_About this task:_ Within the records below, find each line with the word "MIRFE" and copy it out.

**** Provided information

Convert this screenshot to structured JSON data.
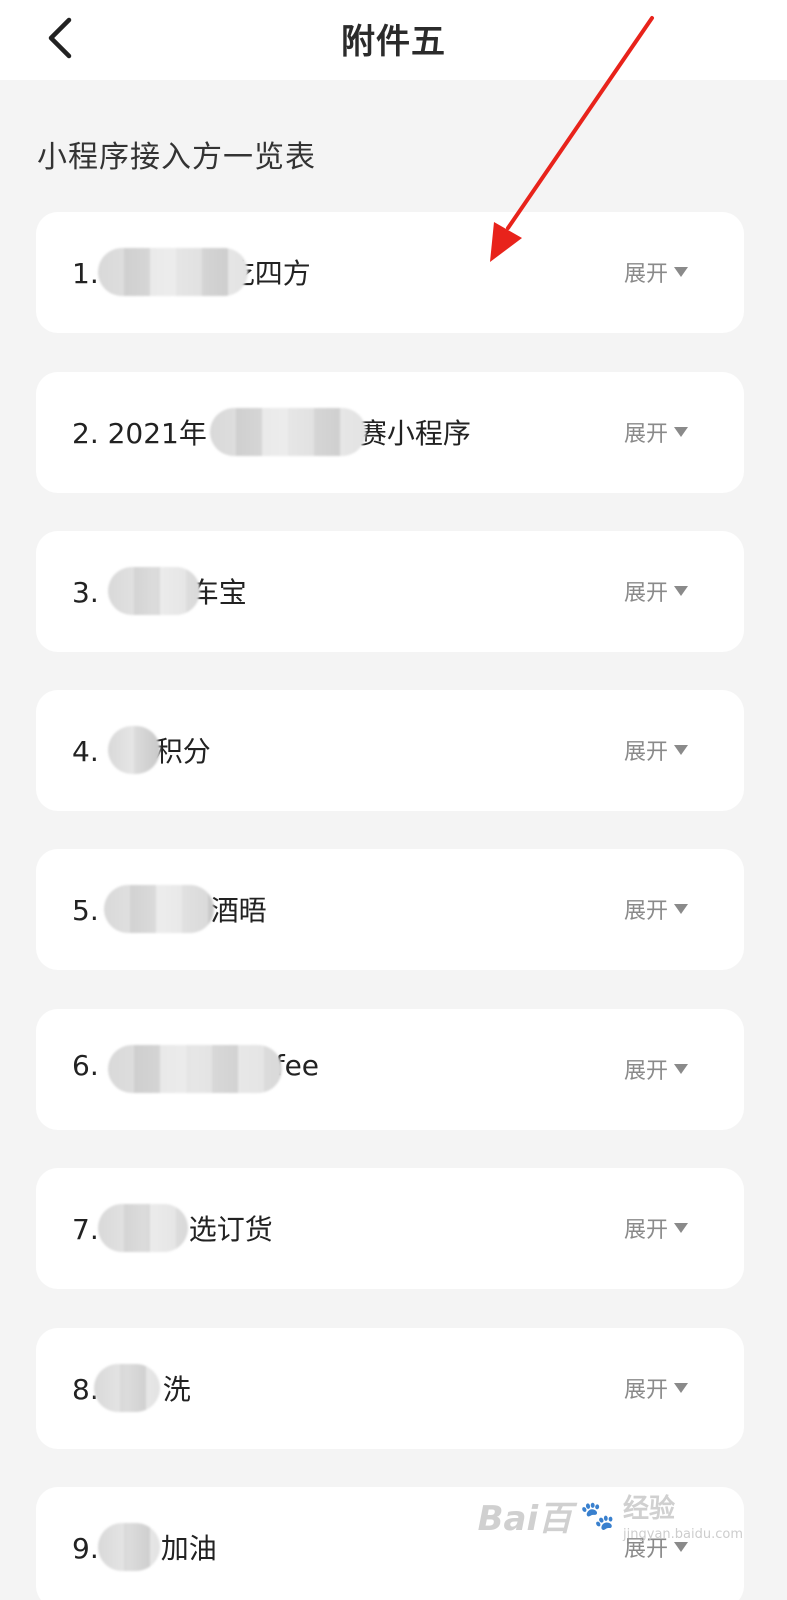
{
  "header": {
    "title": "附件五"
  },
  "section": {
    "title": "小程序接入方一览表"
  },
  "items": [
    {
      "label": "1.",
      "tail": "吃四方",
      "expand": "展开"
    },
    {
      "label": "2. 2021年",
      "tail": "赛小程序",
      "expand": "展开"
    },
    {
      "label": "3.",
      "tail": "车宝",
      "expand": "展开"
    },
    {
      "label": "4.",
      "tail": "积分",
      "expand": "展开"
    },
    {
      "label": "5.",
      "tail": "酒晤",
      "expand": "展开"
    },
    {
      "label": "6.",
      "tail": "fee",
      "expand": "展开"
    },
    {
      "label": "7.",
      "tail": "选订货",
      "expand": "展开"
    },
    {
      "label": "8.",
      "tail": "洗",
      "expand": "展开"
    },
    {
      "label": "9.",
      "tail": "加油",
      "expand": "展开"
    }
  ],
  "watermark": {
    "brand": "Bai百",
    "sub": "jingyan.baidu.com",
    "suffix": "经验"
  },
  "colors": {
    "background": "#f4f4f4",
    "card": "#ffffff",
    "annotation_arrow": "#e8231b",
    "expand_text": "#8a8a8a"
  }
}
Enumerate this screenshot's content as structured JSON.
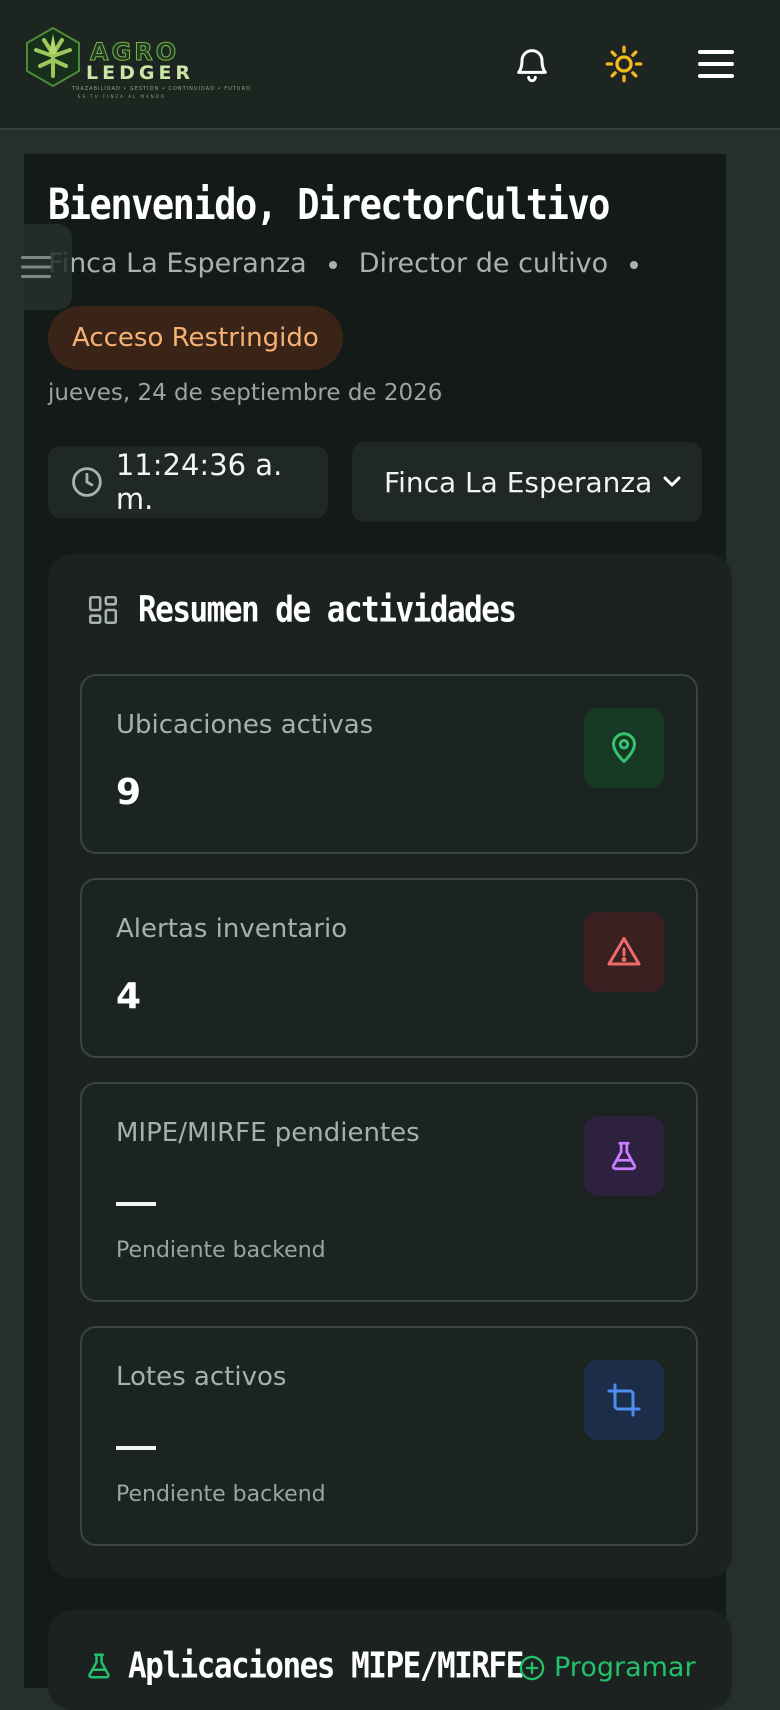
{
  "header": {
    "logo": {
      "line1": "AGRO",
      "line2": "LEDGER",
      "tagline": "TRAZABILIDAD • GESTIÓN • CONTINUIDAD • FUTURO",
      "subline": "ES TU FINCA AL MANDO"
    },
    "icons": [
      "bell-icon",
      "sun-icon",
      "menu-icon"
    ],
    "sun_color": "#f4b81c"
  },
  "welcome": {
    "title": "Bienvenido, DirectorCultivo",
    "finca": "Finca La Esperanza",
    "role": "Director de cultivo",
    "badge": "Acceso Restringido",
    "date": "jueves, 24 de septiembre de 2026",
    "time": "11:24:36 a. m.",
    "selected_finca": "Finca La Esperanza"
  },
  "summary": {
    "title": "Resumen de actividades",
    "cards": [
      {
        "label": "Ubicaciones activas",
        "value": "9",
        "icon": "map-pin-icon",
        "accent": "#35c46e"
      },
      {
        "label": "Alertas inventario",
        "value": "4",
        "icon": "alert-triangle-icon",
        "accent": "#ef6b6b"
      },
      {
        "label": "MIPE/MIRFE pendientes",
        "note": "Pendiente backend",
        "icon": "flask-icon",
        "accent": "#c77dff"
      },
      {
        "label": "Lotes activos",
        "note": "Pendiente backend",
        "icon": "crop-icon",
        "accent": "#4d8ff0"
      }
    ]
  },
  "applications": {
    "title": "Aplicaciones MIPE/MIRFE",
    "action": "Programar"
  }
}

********
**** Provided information

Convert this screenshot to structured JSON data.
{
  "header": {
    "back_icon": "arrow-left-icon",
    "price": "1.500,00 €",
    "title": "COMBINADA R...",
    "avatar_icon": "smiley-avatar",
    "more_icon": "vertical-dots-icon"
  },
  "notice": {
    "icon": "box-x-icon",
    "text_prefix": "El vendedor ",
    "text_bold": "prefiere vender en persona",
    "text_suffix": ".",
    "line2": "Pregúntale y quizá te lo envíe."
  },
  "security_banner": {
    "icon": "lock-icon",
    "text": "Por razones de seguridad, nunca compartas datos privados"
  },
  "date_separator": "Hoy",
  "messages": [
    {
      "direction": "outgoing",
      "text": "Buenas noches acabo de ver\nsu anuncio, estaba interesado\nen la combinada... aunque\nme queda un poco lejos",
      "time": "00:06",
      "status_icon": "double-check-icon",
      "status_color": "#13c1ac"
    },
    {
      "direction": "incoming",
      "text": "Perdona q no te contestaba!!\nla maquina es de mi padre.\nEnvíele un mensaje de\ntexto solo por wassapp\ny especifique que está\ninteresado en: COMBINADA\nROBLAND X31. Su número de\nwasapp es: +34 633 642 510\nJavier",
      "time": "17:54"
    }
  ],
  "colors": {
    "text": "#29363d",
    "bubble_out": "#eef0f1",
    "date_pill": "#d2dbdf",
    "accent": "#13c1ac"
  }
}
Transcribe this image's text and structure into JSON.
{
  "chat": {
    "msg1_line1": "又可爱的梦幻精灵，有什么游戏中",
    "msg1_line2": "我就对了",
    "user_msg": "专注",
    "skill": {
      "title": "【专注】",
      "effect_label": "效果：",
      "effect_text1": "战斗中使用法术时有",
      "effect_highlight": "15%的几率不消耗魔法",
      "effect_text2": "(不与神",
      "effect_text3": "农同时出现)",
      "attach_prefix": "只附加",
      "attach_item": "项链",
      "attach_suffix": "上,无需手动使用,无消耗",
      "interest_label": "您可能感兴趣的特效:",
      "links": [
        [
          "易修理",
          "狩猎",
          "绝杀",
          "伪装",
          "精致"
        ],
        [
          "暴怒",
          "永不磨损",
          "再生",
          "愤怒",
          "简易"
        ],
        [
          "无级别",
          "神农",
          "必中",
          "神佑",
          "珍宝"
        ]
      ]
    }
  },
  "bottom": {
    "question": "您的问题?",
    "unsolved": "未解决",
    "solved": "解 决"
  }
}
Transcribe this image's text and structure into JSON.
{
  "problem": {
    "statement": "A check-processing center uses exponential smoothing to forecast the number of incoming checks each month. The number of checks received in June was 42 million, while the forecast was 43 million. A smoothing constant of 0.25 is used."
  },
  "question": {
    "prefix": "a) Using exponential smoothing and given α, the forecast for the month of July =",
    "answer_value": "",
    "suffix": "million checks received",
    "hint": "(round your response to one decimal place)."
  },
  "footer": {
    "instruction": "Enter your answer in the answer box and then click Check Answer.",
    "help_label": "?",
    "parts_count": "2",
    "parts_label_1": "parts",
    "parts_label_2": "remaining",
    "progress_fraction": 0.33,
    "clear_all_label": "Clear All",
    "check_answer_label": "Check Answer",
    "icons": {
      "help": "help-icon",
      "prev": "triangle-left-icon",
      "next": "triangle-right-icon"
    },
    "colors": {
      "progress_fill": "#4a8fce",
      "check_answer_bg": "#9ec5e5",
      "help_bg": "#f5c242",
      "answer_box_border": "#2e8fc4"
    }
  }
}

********

_Solution:_
        "label": "MIPE/MIRFE pendientes",
    "title": "Aplicaciones MIPE/MIRFE",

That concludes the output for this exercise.